Annals of Surgical Oncology

, Volume 19, Issue 13, pp 4078–4084

Fear of Cancer Recurrence after Curative Pancreatectomy: A Cross-sectional Study in Survivors of Pancreatic and Periampullary Tumors

  • Maria Q. B. Petzel
  • Nathan H. Parker
  • Alan D. Valentine
  • Sébastien Simard
  • Graciela M. Nogueras-Gonzalez
  • Jeffrey E. Lee
  • Peter W. T. Pisters
  • Jean-Nicolas Vauthey
  • Jason B. Fleming
  • Matthew H. G. Katz
Pancreatic Tumors

DOI: 10.1245/s10434-012-2566-1

Cite this article as:
Petzel, M.Q.B., Parker, N.H., Valentine, A.D. et al. Ann Surg Oncol (2012) 19: 4078. doi:10.1245/s10434-012-2566-1

Abstract

Background

Fear of disease recurrence is well documented among cancer survivors, but its significance among patients treated for solid pancreatic and periampullary neoplasms is unknown despite the known risk of recurrence associated with these tumors. We hypothesized that fear of cancer recurrence (FCR) represents a common source of psychosocial distress in this population and sought to characterize subgroups for whom FCR might represent a target for intervention to improve quality of life.

Methods

We conducted a cross-sectional study of FCR in patients who were disease-free after potentially curative pancreatectomy for ductal or periampullary adenocarcinoma or pancreatic neuroendocrine tumor. We assessed seven discrete dimensions of FCR using the Fear of Recurrence Inventory and evaluated quality of life and psychosocial distress using the Functional Assessment of Cancer Therapy-Hepatobiliary Questionnaire and the Hospital Anxiety and Depression Scale.

Results

Of 354 eligible patients, 240 (68 %) participated in the study a median of 48 months after potentially curative pancreatectomy. An FCR severity score indicative of frequent fearful thoughts, emotional disturbance and functional impairment was identified in 37, 28, and 35 % of patients with pancreatic adenocarcinoma, nonpancreatic periampullary adenocarcinoma, and pancreatic neuroendocrine tumor, respectively. Anxiety (P < 0.001) and low quality of life (P = 0.028) were independently associated with a clinically significant level of FCR, but histopathologic diagnosis and clinicopathologic markers of prognosis were not.

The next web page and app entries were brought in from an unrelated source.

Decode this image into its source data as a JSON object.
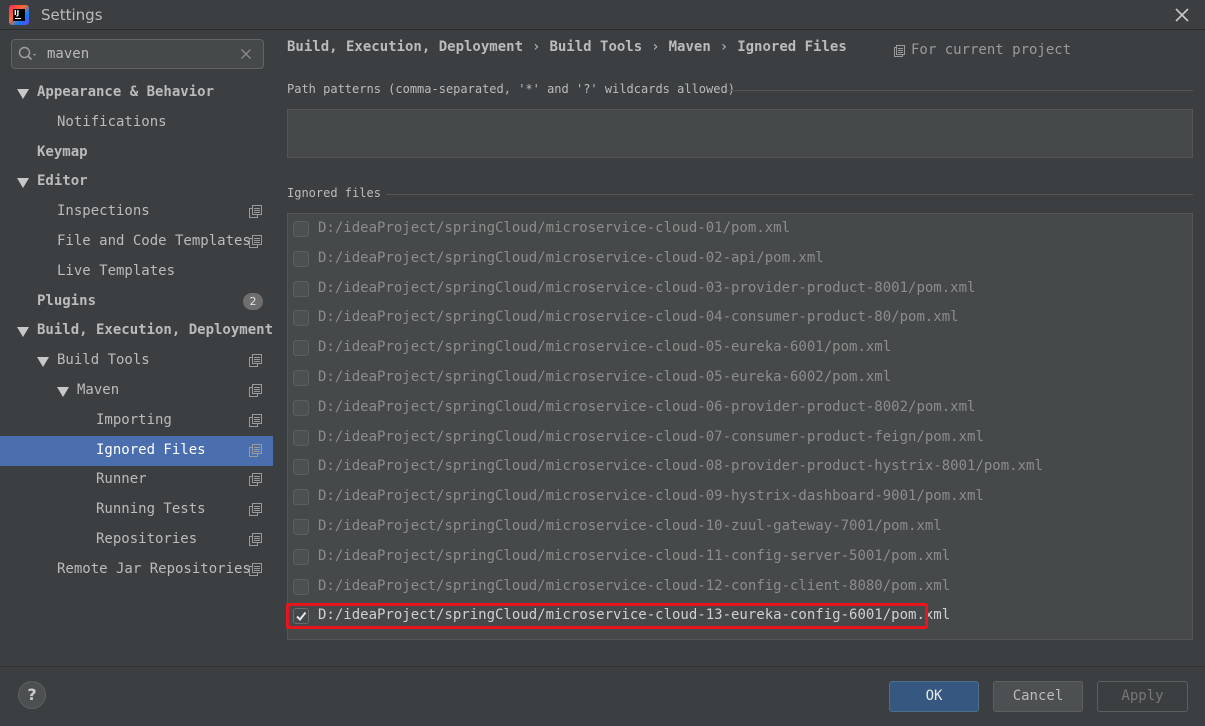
{
  "window": {
    "title": "Settings",
    "logo_text": "IJ"
  },
  "search": {
    "value": "maven"
  },
  "tree": [
    {
      "label": "Appearance & Behavior",
      "bold": true,
      "expanded": true,
      "indent": 0,
      "project_icon": false
    },
    {
      "label": "Notifications",
      "bold": false,
      "indent": 1,
      "project_icon": false
    },
    {
      "label": "Keymap",
      "bold": true,
      "indent": 0,
      "project_icon": false
    },
    {
      "label": "Editor",
      "bold": true,
      "expanded": true,
      "indent": 0,
      "project_icon": false
    },
    {
      "label": "Inspections",
      "bold": false,
      "indent": 1,
      "project_icon": true
    },
    {
      "label": "File and Code Templates",
      "bold": false,
      "indent": 1,
      "project_icon": true
    },
    {
      "label": "Live Templates",
      "bold": false,
      "indent": 1,
      "project_icon": false
    },
    {
      "label": "Plugins",
      "bold": true,
      "indent": 0,
      "project_icon": false,
      "badge": "2"
    },
    {
      "label": "Build, Execution, Deployment",
      "bold": true,
      "expanded": true,
      "indent": 0,
      "project_icon": false
    },
    {
      "label": "Build Tools",
      "bold": false,
      "expanded": true,
      "indent": 1,
      "project_icon": true
    },
    {
      "label": "Maven",
      "bold": false,
      "expanded": true,
      "indent": 2,
      "project_icon": true
    },
    {
      "label": "Importing",
      "bold": false,
      "indent": 3,
      "project_icon": true
    },
    {
      "label": "Ignored Files",
      "bold": false,
      "indent": 3,
      "project_icon": true,
      "selected": true
    },
    {
      "label": "Runner",
      "bold": false,
      "indent": 3,
      "project_icon": true
    },
    {
      "label": "Running Tests",
      "bold": false,
      "indent": 3,
      "project_icon": true
    },
    {
      "label": "Repositories",
      "bold": false,
      "indent": 3,
      "project_icon": true
    },
    {
      "label": "Remote Jar Repositories",
      "bold": false,
      "indent": 1,
      "project_icon": true
    }
  ],
  "breadcrumb": [
    "Build, Execution, Deployment",
    "Build Tools",
    "Maven",
    "Ignored Files"
  ],
  "breadcrumb_separator": "›",
  "scope_label": "For current project",
  "patterns": {
    "label": "Path patterns (comma-separated, '*' and '?' wildcards allowed)",
    "value": ""
  },
  "ignored": {
    "label": "Ignored files",
    "files": [
      {
        "path": "D:/ideaProject/springCloud/microservice-cloud-01/pom.xml",
        "checked": false
      },
      {
        "path": "D:/ideaProject/springCloud/microservice-cloud-02-api/pom.xml",
        "checked": false
      },
      {
        "path": "D:/ideaProject/springCloud/microservice-cloud-03-provider-product-8001/pom.xml",
        "checked": false
      },
      {
        "path": "D:/ideaProject/springCloud/microservice-cloud-04-consumer-product-80/pom.xml",
        "checked": false
      },
      {
        "path": "D:/ideaProject/springCloud/microservice-cloud-05-eureka-6001/pom.xml",
        "checked": false
      },
      {
        "path": "D:/ideaProject/springCloud/microservice-cloud-05-eureka-6002/pom.xml",
        "checked": false
      },
      {
        "path": "D:/ideaProject/springCloud/microservice-cloud-06-provider-product-8002/pom.xml",
        "checked": false
      },
      {
        "path": "D:/ideaProject/springCloud/microservice-cloud-07-consumer-product-feign/pom.xml",
        "checked": false
      },
      {
        "path": "D:/ideaProject/springCloud/microservice-cloud-08-provider-product-hystrix-8001/pom.xml",
        "checked": false
      },
      {
        "path": "D:/ideaProject/springCloud/microservice-cloud-09-hystrix-dashboard-9001/pom.xml",
        "checked": false
      },
      {
        "path": "D:/ideaProject/springCloud/microservice-cloud-10-zuul-gateway-7001/pom.xml",
        "checked": false
      },
      {
        "path": "D:/ideaProject/springCloud/microservice-cloud-11-config-server-5001/pom.xml",
        "checked": false
      },
      {
        "path": "D:/ideaProject/springCloud/microservice-cloud-12-config-client-8080/pom.xml",
        "checked": false
      },
      {
        "path": "D:/ideaProject/springCloud/microservice-cloud-13-eureka-config-6001/pom.xml",
        "checked": true
      }
    ]
  },
  "buttons": {
    "help": "?",
    "ok": "OK",
    "cancel": "Cancel",
    "apply": "Apply"
  },
  "colors": {
    "selection": "#4b6eaf",
    "highlight": "#e8141e",
    "ok_button": "#365880"
  }
}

Conclusions

FCR represents a significant concern for one-third of patients after curative surgery for a pancreatic or periampullary tumor, regardless of their actual likelihood of recurrence or disease-related death.

Supplementary material

10434_2012_2566_MOESM1_ESM.docx (15 kb)
Supplementary material 1 (DOCX 14 kb)

Copyright information

© Society of Surgical Oncology 2012

Authors and Affiliations

  • Maria Q. B. Petzel
    • 1
    • 2
  • Nathan H. Parker
    • 1
  • Alan D. Valentine
    • 3
  • Sébastien Simard
    • 4
  • Graciela M. Nogueras-Gonzalez
    • 5
  • Jeffrey E. Lee
    • 1
  • Peter W. T. Pisters
    • 1
  • Jean-Nicolas Vauthey
    • 1
  • Jason B. Fleming
    • 1
  • Matthew H. G. Katz
    • 1
  1. 1.Department of Surgical OncologyThe University of Texas MD Anderson Cancer CenterHoustonUSA
  2. 2.Department of Clinical NutritionThe University of Texas MD Anderson Cancer CenterHoustonUSA
  3. 3.Department of PsychiatryThe University of Texas MD Anderson Cancer CenterHoustonUSA
  4. 4.Institut universitaire de cardiologie et de pneumologie de QuébecUniversité LavalQuebecCanada
  5. 5.Department of BiostatisticsThe University of Texas MD Anderson Cancer CenterHoustonUSA

Personalised recommendations